## [Exercise description]
If a line in the entries below includes the string "סנכרן", copy it out.

(Dataset rows describing interfaces)
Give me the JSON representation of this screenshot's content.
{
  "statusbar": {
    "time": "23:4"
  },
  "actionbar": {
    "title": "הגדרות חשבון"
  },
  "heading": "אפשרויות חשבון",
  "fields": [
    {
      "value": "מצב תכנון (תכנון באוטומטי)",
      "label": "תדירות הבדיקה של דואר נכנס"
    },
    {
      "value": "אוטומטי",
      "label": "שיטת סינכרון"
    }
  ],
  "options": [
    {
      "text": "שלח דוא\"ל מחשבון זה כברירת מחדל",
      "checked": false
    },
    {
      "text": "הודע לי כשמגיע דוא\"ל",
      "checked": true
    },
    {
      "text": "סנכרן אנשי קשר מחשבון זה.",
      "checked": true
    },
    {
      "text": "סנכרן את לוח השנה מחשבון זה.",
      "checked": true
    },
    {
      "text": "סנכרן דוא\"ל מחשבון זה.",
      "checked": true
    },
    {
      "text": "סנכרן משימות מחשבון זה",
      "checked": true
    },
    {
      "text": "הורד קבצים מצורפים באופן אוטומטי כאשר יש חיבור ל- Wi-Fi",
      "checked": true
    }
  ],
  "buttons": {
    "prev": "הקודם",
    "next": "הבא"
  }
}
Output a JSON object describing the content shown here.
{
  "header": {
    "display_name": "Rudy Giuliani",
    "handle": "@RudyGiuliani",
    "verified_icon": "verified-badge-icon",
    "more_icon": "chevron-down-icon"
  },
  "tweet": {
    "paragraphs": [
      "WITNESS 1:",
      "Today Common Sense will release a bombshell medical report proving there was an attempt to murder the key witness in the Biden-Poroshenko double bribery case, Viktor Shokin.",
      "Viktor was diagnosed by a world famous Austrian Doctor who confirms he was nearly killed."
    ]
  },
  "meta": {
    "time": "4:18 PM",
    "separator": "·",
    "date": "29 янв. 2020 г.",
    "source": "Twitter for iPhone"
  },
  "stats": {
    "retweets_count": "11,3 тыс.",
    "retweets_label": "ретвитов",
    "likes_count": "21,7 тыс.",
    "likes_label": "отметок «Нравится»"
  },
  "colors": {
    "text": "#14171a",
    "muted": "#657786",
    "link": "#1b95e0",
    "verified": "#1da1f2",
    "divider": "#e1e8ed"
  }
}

## [Response for this exercise]
      "text": "סנכרן אנשי קשר מחשבון זה.",
      "text": "סנכרן את לוח השנה מחשבון זה.",
      "text": "סנכרן דוא\"ל מחשבון זה.",
      "text": "סנכרן משימות מחשבון זה",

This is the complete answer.